Pregn., implying a concession (= καὶ οὕτως ), even as it is now, even without doing so, in spite of it: nolo bis iterare, sat sic longae fiunt fabulae, narratives are long enough anyhow, as they are, without saying them twice over, Plaut. Ps. 1, 3, 154: sed sic quoque erat tamen Acis, even as it was, in spite of what has been said, Ov. M. 13, 896; so, sic quoque fallebat, id. ib. 1, 698: sed sic me et libertatis fructu privas et diligentiae, anyhow, not taking into account what is mentioned, Cic. Fam. 5, 20, 4: exhibeas molestiam si quid debeam, qui nunc sic tam es molestus, who art so troublesome even as it is, i. e. without my owing you any thing, Plaut. Pers. 2, 44: sic quoque parte plebis affectā, fides tamen publica potior senatui fuit, Liv. 7, 27; cf. Ov. F. 2, 642; Suet. Aug. 78.
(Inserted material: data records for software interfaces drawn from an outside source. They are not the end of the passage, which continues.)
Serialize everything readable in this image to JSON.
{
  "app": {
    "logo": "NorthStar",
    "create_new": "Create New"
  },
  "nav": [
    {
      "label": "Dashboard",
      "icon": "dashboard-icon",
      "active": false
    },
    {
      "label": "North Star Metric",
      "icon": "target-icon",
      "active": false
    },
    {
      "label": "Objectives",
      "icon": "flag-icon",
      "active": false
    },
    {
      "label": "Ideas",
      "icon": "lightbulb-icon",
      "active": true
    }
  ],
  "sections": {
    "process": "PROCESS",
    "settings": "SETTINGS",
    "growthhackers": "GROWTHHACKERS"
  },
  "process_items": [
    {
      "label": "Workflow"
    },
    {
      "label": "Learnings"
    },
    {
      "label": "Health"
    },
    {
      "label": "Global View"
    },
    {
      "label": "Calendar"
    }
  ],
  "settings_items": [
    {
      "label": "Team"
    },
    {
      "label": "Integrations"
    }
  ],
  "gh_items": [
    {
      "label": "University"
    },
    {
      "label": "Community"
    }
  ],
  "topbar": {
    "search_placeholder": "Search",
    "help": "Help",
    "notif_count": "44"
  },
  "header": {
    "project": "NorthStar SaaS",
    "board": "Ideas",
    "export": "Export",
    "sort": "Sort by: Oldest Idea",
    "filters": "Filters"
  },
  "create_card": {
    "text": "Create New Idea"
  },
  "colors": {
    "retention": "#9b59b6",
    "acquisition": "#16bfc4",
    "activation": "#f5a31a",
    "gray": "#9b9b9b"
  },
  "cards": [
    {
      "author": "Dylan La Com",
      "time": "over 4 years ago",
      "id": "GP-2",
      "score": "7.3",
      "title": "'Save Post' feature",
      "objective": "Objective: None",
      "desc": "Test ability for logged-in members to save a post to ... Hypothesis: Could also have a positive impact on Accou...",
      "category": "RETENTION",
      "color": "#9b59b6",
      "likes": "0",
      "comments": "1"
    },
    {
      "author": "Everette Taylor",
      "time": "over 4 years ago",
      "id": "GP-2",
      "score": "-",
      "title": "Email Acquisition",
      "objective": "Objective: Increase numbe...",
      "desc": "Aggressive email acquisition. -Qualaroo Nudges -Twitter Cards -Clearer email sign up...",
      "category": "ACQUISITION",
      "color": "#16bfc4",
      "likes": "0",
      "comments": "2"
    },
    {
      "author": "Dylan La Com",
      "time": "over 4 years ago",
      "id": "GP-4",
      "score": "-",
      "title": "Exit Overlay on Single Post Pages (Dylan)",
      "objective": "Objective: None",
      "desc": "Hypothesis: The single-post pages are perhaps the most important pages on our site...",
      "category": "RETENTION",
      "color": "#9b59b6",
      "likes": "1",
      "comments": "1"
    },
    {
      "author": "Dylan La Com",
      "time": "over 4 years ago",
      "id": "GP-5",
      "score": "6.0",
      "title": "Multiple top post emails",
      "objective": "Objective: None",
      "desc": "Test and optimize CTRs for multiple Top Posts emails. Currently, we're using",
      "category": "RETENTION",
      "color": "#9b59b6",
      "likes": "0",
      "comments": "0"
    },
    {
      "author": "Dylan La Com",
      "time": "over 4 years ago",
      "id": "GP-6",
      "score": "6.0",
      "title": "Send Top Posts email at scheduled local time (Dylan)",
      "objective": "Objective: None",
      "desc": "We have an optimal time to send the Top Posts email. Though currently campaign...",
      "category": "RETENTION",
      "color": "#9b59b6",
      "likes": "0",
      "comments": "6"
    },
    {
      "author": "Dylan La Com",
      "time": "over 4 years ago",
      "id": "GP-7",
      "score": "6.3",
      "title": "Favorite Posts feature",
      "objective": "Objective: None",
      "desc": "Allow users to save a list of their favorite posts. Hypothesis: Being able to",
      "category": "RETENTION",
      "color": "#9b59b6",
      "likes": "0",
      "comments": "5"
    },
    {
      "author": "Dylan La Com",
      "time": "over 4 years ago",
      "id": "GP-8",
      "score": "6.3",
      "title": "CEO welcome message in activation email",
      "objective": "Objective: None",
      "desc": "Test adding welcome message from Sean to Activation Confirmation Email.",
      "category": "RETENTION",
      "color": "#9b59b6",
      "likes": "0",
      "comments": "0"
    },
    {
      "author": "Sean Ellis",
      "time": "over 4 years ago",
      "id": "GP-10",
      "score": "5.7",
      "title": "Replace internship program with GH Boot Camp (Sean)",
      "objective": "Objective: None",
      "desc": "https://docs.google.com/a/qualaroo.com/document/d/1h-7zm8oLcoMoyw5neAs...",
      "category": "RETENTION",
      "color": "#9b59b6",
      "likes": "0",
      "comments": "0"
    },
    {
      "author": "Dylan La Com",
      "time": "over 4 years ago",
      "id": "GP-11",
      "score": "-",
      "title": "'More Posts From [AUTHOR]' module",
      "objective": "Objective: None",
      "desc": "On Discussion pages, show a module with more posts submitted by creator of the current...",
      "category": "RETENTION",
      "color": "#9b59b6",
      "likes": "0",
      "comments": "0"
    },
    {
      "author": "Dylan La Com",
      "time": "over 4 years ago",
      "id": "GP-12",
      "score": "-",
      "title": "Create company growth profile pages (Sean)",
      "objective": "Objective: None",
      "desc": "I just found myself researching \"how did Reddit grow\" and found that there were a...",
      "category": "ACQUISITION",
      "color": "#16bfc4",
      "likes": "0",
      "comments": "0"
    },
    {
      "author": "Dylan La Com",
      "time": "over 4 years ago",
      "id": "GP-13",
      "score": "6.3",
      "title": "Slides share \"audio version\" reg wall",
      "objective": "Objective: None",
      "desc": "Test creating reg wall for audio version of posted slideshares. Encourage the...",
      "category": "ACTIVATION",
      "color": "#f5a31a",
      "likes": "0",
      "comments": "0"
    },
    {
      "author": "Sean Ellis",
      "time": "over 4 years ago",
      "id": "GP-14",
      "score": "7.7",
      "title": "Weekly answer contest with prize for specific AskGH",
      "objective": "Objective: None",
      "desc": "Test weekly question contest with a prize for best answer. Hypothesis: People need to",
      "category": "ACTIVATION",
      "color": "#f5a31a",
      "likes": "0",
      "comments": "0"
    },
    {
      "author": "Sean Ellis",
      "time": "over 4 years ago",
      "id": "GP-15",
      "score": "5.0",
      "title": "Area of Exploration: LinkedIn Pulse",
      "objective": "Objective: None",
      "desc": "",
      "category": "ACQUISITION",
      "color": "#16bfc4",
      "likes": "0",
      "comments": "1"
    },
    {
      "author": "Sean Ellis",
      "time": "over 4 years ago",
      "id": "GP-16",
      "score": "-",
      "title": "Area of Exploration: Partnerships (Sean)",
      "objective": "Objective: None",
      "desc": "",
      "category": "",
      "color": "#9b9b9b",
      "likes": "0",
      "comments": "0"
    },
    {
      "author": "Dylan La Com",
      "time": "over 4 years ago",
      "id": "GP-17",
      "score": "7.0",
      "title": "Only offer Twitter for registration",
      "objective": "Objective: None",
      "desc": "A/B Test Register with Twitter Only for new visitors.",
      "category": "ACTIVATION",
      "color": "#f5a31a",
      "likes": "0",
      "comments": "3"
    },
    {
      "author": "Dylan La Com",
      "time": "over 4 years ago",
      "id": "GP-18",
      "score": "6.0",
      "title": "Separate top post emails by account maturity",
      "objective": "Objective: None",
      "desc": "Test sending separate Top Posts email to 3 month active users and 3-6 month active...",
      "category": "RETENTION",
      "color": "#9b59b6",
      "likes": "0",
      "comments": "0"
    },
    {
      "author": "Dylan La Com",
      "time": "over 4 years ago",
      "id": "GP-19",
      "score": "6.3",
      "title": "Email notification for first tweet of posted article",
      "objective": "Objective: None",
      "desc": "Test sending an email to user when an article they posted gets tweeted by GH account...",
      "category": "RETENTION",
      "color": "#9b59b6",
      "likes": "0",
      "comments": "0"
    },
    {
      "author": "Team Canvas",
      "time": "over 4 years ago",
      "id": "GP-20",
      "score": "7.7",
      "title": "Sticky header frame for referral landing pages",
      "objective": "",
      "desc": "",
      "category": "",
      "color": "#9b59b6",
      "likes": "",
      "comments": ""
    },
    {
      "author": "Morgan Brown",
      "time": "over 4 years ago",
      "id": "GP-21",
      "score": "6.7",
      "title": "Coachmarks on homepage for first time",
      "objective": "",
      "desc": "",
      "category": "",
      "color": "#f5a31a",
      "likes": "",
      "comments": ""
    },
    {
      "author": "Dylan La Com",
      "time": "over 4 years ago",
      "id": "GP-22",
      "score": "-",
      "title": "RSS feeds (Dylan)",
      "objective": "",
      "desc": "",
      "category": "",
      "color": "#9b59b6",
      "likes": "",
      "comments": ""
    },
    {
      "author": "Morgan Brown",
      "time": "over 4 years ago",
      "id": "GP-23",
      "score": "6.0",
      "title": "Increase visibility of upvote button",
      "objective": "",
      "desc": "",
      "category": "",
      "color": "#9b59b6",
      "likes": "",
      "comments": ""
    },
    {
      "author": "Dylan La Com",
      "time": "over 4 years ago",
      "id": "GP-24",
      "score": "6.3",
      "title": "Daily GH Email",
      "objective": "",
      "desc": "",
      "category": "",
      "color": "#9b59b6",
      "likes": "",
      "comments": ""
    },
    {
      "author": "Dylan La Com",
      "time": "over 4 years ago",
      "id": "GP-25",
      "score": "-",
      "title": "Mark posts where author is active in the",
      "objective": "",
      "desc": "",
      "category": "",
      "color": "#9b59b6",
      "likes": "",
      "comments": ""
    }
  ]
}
Ellipt., referring to something in the mind of the speaker: Quod si hoc nunc sic incipiam? Nihil est. Quod si sic? Tantumdem egero. At sic opinor? Non potest, Ter. Heaut. 4, 2, 8: illa quae aliis sic, aliis secus videntur, to some in one way, to others in another (= aliis aliter), Cic. Leg. 1, 17, 47: Quid vini absumpsit! Sic hoc dicens, asperum hoc est, aliud lenius, = this wine is so (the speaker not saying what he thinks of it), Ter. Heaut. 3, 1, 49: deinde quod illa (quae ego dixi) sive faceta sunt, sive sic, fiunt narrante te venustissima, or so, i. e. or otherwise, Cic. Fam. 15, 21, 2: monitorem non desiderabit qui dicat, Sic incede, sic cena ... sic amico utere, sic cive, sic socio, Sen. Ep. 114.

In answers, yes = the French, Italian, and Spanish si (ante - class. and rare): Ph. Phaniam relictam ais? Ge. Sic, Ter. Phorm. 2, 2, 2: De. Illa maneat? Ch. Sic, id. ib. 5, 3, 30: Ch. Sicine est sententia? Me. Sic, id. Heaut. 1, 1, 114.